Instructions for the task>
Check the lines of the listing below for the word "address", and state only how many have it.
· · · · ·
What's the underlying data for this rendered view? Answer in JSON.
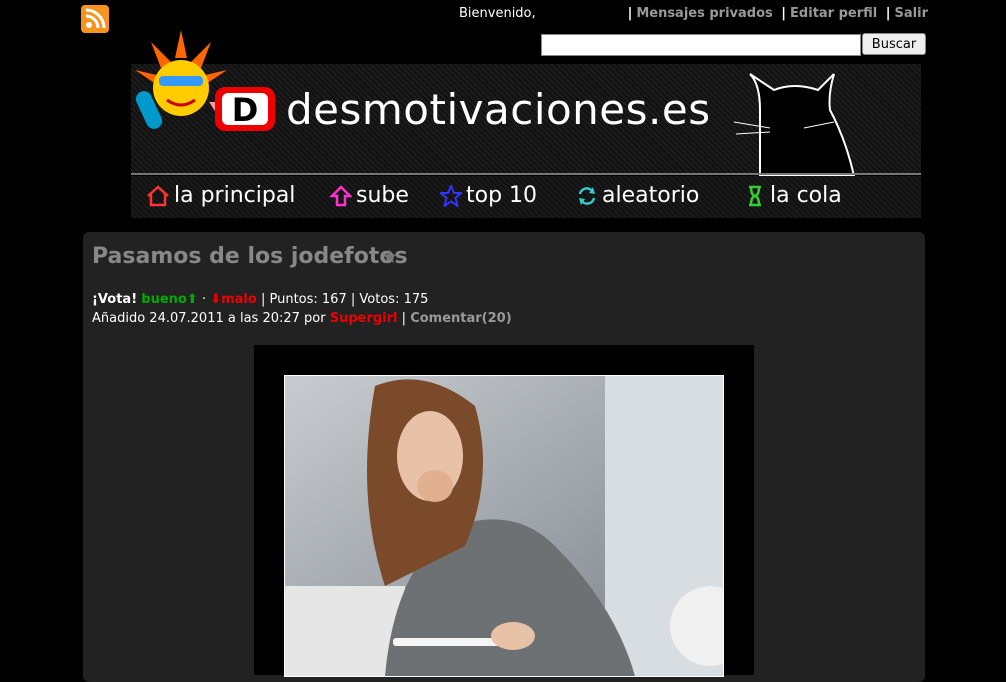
{
  "topbar": {
    "welcome": "Bienvenido,",
    "links": [
      "Mensajes privados",
      "Editar perfil",
      "Salir"
    ],
    "search_button": "Buscar"
  },
  "header": {
    "logo_text": "desmotivaciones.es",
    "logo_letter": "D"
  },
  "nav": [
    {
      "label": "la principal",
      "icon": "home-icon",
      "color": "#ff3333"
    },
    {
      "label": "sube",
      "icon": "upload-arrow-icon",
      "color": "#ff33cc"
    },
    {
      "label": "top 10",
      "icon": "star-icon",
      "color": "#3333ff"
    },
    {
      "label": "aleatorio",
      "icon": "refresh-icon",
      "color": "#33cccc"
    },
    {
      "label": "la cola",
      "icon": "hourglass-icon",
      "color": "#33cc33"
    }
  ],
  "post": {
    "title": "Pasamos de los jodefotos",
    "vote_label": "¡Vota!",
    "good_label": "bueno",
    "bad_label": "malo",
    "points": "Puntos: 167",
    "votes": "Votos: 175",
    "added_prefix": "Añadido 24.07.2011 a las 20:27 por",
    "author": "Supergirl",
    "comments": "Comentar(20)"
  }
}
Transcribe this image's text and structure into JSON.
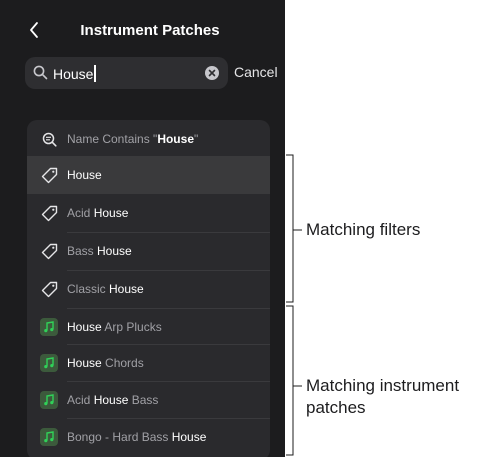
{
  "header": {
    "back_icon": "chevron-left-icon",
    "title": "Instrument Patches"
  },
  "search": {
    "icon": "search-icon",
    "value": "House",
    "clear_icon": "clear-circle-icon",
    "cancel_label": "Cancel"
  },
  "results": [
    {
      "icon": "search-text-icon",
      "kind": "query",
      "pre": "Name Contains \"",
      "hl": "House",
      "post": "\"",
      "selected": false
    },
    {
      "icon": "tag-icon",
      "kind": "filter",
      "pre": "",
      "hl": "House",
      "post": "",
      "selected": true
    },
    {
      "icon": "tag-icon",
      "kind": "filter",
      "pre": "Acid ",
      "hl": "House",
      "post": "",
      "selected": false
    },
    {
      "icon": "tag-icon",
      "kind": "filter",
      "pre": "Bass ",
      "hl": "House",
      "post": "",
      "selected": false
    },
    {
      "icon": "tag-icon",
      "kind": "filter",
      "pre": "Classic ",
      "hl": "House",
      "post": "",
      "selected": false
    },
    {
      "icon": "music-note-icon",
      "kind": "patch",
      "pre": "",
      "hl": "House",
      "post": " Arp Plucks",
      "selected": false
    },
    {
      "icon": "music-note-icon",
      "kind": "patch",
      "pre": "",
      "hl": "House",
      "post": " Chords",
      "selected": false
    },
    {
      "icon": "music-note-icon",
      "kind": "patch",
      "pre": "Acid ",
      "hl": "House",
      "post": " Bass",
      "selected": false
    },
    {
      "icon": "music-note-icon",
      "kind": "patch",
      "pre": "Bongo - Hard Bass ",
      "hl": "House",
      "post": "",
      "selected": false
    }
  ],
  "annotations": {
    "filters": "Matching filters",
    "patches_line1": "Matching instrument",
    "patches_line2": "patches"
  },
  "colors": {
    "panel_bg": "#1c1c1e",
    "list_bg": "#2a2a2d",
    "selected_row": "#3a3a3c",
    "patch_icon_bg": "#3c5a3c",
    "patch_note": "#30d158"
  }
}
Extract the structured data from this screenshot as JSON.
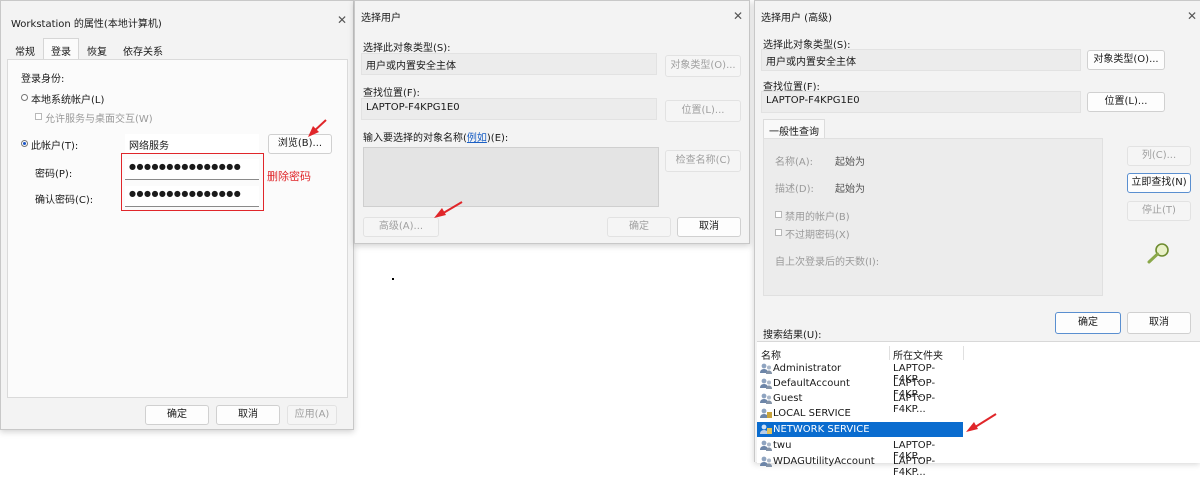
{
  "win1": {
    "title": "Workstation 的属性(本地计算机)",
    "tabs": [
      "常规",
      "登录",
      "恢复",
      "依存关系"
    ],
    "logon_as_label": "登录身份:",
    "local_system_label": "本地系统帐户(L)",
    "allow_desktop_label": "允许服务与桌面交互(W)",
    "this_account_label": "此帐户(T):",
    "this_account_value": "网络服务",
    "browse_button": "浏览(B)...",
    "password_label": "密码(P):",
    "password_value": "●●●●●●●●●●●●●●●",
    "confirm_label": "确认密码(C):",
    "confirm_value": "●●●●●●●●●●●●●●●",
    "annotation": "删除密码",
    "ok": "确定",
    "cancel": "取消",
    "apply": "应用(A)"
  },
  "win2": {
    "title": "选择用户",
    "object_type_label": "选择此对象类型(S):",
    "object_type_value": "用户或内置安全主体",
    "object_types_button": "对象类型(O)...",
    "location_label": "查找位置(F):",
    "location_value": "LAPTOP-F4KPG1E0",
    "location_button": "位置(L)...",
    "enter_names_prefix": "输入要选择的对象名称(",
    "examples_link": "例如",
    "enter_names_suffix": ")(E):",
    "check_names_button": "检查名称(C)",
    "advanced_button": "高级(A)...",
    "ok": "确定",
    "cancel": "取消"
  },
  "win3": {
    "title": "选择用户 (高级)",
    "object_type_label": "选择此对象类型(S):",
    "object_type_value": "用户或内置安全主体",
    "object_types_button": "对象类型(O)...",
    "location_label": "查找位置(F):",
    "location_value": "LAPTOP-F4KPG1E0",
    "location_button": "位置(L)...",
    "common_queries_tab": "一般性查询",
    "name_label": "名称(A):",
    "name_mode": "起始为",
    "desc_label": "描述(D):",
    "desc_mode": "起始为",
    "disabled_label": "禁用的帐户(B)",
    "nonexpiring_label": "不过期密码(X)",
    "days_label": "自上次登录后的天数(I):",
    "columns_button": "列(C)...",
    "find_now_button": "立即查找(N)",
    "stop_button": "停止(T)",
    "ok": "确定",
    "cancel": "取消",
    "results_label": "搜索结果(U):",
    "col_name": "名称",
    "col_folder": "所在文件夹",
    "results": [
      {
        "name": "Administrator",
        "folder": "LAPTOP-F4KP..."
      },
      {
        "name": "DefaultAccount",
        "folder": "LAPTOP-F4KP..."
      },
      {
        "name": "Guest",
        "folder": "LAPTOP-F4KP..."
      },
      {
        "name": "LOCAL SERVICE",
        "folder": ""
      },
      {
        "name": "NETWORK SERVICE",
        "folder": ""
      },
      {
        "name": "twu",
        "folder": "LAPTOP-F4KP..."
      },
      {
        "name": "WDAGUtilityAccount",
        "folder": "LAPTOP-F4KP..."
      }
    ]
  },
  "colors": {
    "annotation_red": "#e0262a",
    "selection_blue": "#0a6ccf",
    "link_blue": "#1a5fc4"
  }
}
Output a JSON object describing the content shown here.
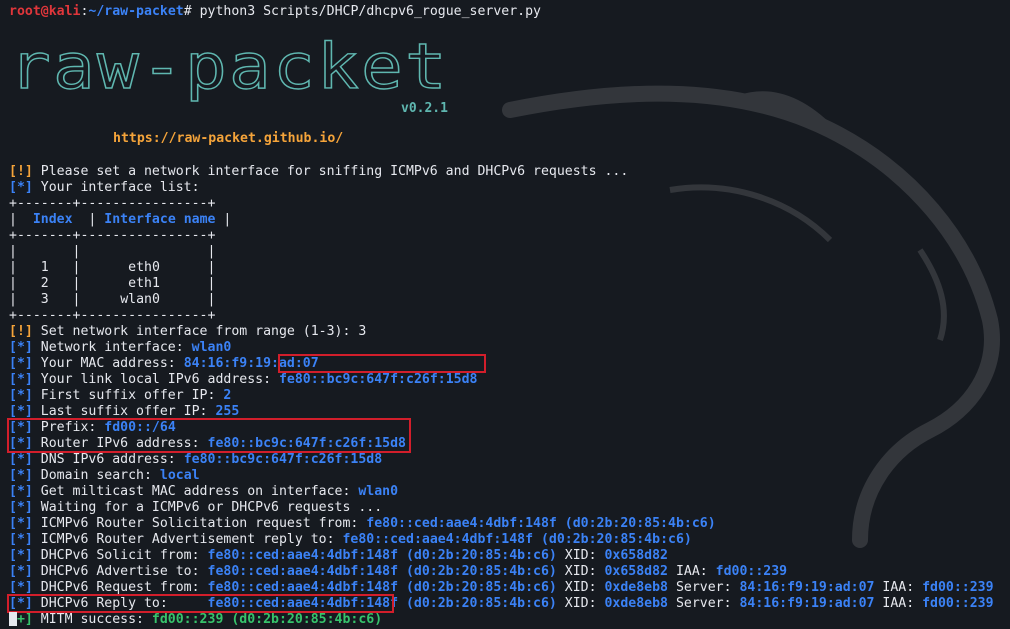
{
  "prompt": {
    "user_host": "root@kali",
    "sep": ":",
    "path": "~/raw-packet",
    "symbol": "# ",
    "command": "python3 Scripts/DHCP/dhcpv6_rogue_server.py"
  },
  "banner": {
    "logo_text": "raw-packet",
    "version": "v0.2.1",
    "url": "https://raw-packet.github.io/"
  },
  "lines": {
    "set_iface_prefix": "[!]",
    "set_iface_text": " Please set a network interface for sniffing ICMPv6 and DHCPv6 requests ...",
    "iface_list_prefix": "[*]",
    "iface_list_text": " Your interface list:"
  },
  "table": {
    "border": "+-------+----------------+",
    "col_index": "Index",
    "col_name": "Interface name",
    "rows": [
      {
        "index": "1",
        "name": "eth0"
      },
      {
        "index": "2",
        "name": "eth1"
      },
      {
        "index": "3",
        "name": "wlan0"
      }
    ]
  },
  "output": {
    "range_prefix": "[!]",
    "range_text": " Set network interface from range (1-3): 3",
    "info": "[*]",
    "ok": "[+]",
    "net_iface_label": " Network interface: ",
    "net_iface_value": "wlan0",
    "mac_label": " Your MAC address: ",
    "mac_value": "84:16:f9:19:ad:07",
    "lla_label": " Your link local IPv6 address: ",
    "lla_value": "fe80::bc9c:647f:c26f:15d8",
    "first_label": " First suffix offer IP: ",
    "first_value": "2",
    "last_label": " Last suffix offer IP: ",
    "last_value": "255",
    "prefix_label": " Prefix: ",
    "prefix_value": "fd00::/64",
    "router_label": " Router IPv6 address: ",
    "router_value": "fe80::bc9c:647f:c26f:15d8",
    "dns_label": " DNS IPv6 address: ",
    "dns_value": "fe80::bc9c:647f:c26f:15d8",
    "domain_label": " Domain search: ",
    "domain_value": "local",
    "mcast_label": " Get milticast MAC address on interface: ",
    "mcast_value": "wlan0",
    "waiting_text": " Waiting for a ICMPv6 or DHCPv6 requests ...",
    "rs_label": " ICMPv6 Router Solicitation request from: ",
    "rs_value": "fe80::ced:aae4:4dbf:148f (d0:2b:20:85:4b:c6)",
    "ra_label": " ICMPv6 Router Advertisement reply to: ",
    "ra_value": "fe80::ced:aae4:4dbf:148f (d0:2b:20:85:4b:c6)",
    "solicit_label": " DHCPv6 Solicit from: ",
    "solicit_value": "fe80::ced:aae4:4dbf:148f (d0:2b:20:85:4b:c6)",
    "solicit_xid_label": " XID: ",
    "solicit_xid": "0x658d82",
    "advertise_label": " DHCPv6 Advertise to: ",
    "advertise_value": "fe80::ced:aae4:4dbf:148f (d0:2b:20:85:4b:c6)",
    "advertise_xid_label": " XID: ",
    "advertise_xid": "0x658d82",
    "advertise_iaa_label": " IAA: ",
    "advertise_iaa": "fd00::239",
    "request_label": " DHCPv6 Request from: ",
    "request_value": "fe80::ced:aae4:4dbf:148f (d0:2b:20:85:4b:c6)",
    "request_xid_label": " XID: ",
    "request_xid": "0xde8eb8",
    "request_server_label": " Server: ",
    "request_server": "84:16:f9:19:ad:07",
    "request_iaa_label": " IAA: ",
    "request_iaa": "fd00::239",
    "reply_label": " DHCPv6 Reply to:     ",
    "reply_value": "fe80::ced:aae4:4dbf:148f (d0:2b:20:85:4b:c6)",
    "reply_xid_label": " XID: ",
    "reply_xid": "0xde8eb8",
    "reply_server_label": " Server: ",
    "reply_server": "84:16:f9:19:ad:07",
    "reply_iaa_label": " IAA: ",
    "reply_iaa": "fd00::239",
    "mitm_label": " MITM success: ",
    "mitm_value": "fd00::239 (d0:2b:20:85:4b:c6)"
  },
  "colors": {
    "background": "#161a20",
    "text": "#e6e8ee",
    "info_blue": "#3b82f6",
    "warn_orange": "#f5a43a",
    "ok_green": "#36c36b",
    "prompt_red": "#e0363b",
    "highlight_box": "#d21e2b",
    "logo_teal": "#5fb7b0"
  }
}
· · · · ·
Task response>
5